> **Provided records**:

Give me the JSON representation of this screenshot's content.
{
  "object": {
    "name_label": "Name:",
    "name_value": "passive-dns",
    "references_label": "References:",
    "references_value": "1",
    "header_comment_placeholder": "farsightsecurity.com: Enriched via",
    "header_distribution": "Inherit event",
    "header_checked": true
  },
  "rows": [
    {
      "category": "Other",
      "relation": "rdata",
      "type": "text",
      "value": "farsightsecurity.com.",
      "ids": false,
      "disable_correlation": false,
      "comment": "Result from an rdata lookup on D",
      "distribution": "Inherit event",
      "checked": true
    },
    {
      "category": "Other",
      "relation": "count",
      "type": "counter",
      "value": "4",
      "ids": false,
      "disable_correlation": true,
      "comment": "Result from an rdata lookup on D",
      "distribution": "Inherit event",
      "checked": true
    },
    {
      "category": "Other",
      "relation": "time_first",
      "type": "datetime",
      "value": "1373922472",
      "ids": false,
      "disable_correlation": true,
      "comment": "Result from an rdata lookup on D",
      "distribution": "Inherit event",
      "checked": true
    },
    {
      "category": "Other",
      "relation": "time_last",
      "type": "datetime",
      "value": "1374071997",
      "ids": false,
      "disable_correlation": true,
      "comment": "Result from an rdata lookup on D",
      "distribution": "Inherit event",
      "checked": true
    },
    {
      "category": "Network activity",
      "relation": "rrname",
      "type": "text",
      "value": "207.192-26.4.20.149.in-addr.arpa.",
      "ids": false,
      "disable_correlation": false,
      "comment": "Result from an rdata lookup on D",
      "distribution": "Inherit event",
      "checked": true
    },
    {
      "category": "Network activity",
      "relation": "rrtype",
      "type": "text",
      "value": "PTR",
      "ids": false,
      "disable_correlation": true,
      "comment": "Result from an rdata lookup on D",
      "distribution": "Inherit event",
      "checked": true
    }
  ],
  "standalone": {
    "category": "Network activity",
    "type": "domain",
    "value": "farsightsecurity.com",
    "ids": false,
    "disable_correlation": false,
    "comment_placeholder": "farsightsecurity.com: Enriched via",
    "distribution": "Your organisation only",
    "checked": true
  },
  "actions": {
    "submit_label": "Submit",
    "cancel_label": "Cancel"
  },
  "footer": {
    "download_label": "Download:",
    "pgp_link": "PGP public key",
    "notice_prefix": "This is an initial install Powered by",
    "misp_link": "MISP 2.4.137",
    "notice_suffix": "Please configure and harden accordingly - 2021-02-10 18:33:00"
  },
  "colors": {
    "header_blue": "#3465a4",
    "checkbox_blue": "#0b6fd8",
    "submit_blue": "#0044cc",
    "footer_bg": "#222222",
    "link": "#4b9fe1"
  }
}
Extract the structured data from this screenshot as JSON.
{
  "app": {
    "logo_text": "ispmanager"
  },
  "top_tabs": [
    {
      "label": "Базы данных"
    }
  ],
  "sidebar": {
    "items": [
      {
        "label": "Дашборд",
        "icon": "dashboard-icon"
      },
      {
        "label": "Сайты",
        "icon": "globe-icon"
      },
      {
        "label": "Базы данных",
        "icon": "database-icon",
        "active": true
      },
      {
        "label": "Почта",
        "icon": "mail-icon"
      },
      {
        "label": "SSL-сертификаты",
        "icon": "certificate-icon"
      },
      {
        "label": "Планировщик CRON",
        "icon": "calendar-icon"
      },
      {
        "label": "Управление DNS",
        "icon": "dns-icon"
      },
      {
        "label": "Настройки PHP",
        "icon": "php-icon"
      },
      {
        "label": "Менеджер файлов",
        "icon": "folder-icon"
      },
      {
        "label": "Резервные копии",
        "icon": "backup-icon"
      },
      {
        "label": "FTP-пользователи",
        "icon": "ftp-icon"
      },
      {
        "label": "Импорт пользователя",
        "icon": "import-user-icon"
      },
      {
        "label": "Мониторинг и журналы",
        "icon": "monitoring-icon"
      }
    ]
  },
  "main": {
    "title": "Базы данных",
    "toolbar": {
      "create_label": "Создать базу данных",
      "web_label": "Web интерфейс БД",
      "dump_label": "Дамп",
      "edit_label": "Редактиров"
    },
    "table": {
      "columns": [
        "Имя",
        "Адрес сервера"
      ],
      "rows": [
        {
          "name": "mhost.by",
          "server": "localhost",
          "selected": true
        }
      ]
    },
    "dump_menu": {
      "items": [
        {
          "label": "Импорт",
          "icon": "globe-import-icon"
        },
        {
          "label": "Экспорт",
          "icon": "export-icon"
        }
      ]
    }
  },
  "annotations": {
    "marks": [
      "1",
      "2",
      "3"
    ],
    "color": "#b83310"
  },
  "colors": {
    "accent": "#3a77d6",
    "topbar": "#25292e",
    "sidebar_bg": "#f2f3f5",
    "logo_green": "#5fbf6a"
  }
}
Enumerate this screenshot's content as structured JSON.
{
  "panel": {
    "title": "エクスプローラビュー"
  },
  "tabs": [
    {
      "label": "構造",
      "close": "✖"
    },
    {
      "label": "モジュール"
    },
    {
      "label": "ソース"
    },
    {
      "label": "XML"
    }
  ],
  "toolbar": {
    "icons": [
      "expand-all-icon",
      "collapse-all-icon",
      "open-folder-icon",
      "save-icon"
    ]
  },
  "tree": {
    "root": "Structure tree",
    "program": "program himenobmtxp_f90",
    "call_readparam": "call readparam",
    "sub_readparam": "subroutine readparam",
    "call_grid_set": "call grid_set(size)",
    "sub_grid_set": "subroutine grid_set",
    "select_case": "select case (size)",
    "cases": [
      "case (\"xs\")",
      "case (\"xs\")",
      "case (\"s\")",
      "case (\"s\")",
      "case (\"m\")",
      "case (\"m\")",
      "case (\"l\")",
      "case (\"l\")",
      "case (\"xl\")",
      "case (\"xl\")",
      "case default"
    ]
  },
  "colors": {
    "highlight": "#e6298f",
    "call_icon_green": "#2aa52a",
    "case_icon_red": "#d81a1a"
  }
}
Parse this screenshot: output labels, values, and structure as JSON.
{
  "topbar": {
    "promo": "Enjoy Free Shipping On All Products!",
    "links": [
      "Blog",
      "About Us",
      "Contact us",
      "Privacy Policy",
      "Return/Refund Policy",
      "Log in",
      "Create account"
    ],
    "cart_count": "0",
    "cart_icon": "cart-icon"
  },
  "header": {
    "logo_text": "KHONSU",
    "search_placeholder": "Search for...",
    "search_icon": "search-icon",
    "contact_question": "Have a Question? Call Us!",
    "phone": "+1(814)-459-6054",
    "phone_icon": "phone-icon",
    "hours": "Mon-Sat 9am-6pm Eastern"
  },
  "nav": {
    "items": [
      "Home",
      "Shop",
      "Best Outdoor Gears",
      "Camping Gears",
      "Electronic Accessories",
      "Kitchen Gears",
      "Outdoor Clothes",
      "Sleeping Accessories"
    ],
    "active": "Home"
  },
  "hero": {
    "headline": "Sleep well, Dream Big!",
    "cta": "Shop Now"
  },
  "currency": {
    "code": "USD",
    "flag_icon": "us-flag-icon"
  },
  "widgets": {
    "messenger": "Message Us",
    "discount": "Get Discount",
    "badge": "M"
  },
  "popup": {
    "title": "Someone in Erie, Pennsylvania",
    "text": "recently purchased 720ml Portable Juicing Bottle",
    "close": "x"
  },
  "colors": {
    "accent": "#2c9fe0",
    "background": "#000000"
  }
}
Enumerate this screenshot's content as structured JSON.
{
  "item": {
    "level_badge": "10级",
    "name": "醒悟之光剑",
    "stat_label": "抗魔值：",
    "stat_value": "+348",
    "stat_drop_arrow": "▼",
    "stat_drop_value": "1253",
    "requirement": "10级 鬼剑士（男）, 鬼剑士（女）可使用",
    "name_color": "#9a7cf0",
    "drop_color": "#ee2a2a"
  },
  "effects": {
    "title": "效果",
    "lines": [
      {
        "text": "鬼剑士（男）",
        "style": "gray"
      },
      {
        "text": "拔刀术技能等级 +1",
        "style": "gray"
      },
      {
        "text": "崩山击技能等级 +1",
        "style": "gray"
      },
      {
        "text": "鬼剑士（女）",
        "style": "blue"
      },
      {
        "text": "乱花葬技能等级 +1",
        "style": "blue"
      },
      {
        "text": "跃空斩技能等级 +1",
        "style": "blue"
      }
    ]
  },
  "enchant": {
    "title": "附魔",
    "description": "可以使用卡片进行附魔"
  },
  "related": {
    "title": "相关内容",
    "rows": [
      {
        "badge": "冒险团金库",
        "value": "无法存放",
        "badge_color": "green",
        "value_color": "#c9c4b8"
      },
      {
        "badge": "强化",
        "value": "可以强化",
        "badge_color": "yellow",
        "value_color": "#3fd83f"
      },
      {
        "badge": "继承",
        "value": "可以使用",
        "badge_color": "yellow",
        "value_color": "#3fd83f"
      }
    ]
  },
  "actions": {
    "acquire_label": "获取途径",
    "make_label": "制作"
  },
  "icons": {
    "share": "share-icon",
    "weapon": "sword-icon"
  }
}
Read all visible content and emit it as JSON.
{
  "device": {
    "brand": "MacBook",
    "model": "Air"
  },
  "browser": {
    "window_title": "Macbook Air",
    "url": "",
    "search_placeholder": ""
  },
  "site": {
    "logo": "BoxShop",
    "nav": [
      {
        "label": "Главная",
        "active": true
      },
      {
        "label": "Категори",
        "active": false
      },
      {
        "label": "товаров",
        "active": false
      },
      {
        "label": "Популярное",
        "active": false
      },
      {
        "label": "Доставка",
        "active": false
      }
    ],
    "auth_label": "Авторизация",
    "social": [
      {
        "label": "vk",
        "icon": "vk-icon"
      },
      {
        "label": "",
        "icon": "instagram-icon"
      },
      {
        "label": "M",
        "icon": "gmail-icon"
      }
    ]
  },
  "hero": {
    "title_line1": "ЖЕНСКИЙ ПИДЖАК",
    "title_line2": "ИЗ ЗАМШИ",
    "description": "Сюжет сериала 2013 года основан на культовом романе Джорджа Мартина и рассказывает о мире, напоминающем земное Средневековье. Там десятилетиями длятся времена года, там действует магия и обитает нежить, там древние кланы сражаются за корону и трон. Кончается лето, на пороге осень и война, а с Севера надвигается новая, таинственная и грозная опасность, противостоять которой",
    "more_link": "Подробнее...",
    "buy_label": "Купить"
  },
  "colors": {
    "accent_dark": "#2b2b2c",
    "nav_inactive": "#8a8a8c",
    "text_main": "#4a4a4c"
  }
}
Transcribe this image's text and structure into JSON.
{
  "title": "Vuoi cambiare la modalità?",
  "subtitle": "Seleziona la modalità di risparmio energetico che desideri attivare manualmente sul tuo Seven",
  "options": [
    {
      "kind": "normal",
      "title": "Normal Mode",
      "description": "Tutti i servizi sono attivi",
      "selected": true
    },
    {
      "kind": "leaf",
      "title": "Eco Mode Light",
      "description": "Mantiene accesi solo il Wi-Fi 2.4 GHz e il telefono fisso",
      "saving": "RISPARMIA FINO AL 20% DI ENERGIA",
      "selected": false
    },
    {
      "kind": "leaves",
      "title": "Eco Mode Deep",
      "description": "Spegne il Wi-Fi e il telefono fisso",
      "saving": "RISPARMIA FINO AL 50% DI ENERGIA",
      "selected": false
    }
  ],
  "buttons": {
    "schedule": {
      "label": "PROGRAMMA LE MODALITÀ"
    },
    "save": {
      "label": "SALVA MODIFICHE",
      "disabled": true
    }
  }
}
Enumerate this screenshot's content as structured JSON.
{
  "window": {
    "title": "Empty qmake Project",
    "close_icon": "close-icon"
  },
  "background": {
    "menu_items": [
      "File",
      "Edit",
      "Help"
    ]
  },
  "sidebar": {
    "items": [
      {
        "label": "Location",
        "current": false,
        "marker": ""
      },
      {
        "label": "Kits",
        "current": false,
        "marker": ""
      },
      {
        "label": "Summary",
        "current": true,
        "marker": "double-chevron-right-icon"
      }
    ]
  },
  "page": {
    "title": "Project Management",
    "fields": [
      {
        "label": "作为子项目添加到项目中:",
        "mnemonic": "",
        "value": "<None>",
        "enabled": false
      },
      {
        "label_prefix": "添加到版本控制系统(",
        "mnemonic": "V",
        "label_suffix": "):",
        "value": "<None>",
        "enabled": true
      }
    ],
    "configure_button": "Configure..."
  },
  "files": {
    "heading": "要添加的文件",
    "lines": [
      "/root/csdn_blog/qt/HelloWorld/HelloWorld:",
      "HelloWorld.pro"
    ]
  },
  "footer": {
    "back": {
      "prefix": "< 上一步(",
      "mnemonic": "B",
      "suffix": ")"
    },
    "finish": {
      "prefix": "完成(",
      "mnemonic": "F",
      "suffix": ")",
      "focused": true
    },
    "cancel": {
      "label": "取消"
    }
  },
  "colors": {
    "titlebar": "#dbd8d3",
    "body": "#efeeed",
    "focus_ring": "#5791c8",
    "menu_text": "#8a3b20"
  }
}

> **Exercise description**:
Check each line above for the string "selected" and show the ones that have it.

> **Output for this task**:
          "selected": true
      "selected": true
      "selected": false
      "selected": false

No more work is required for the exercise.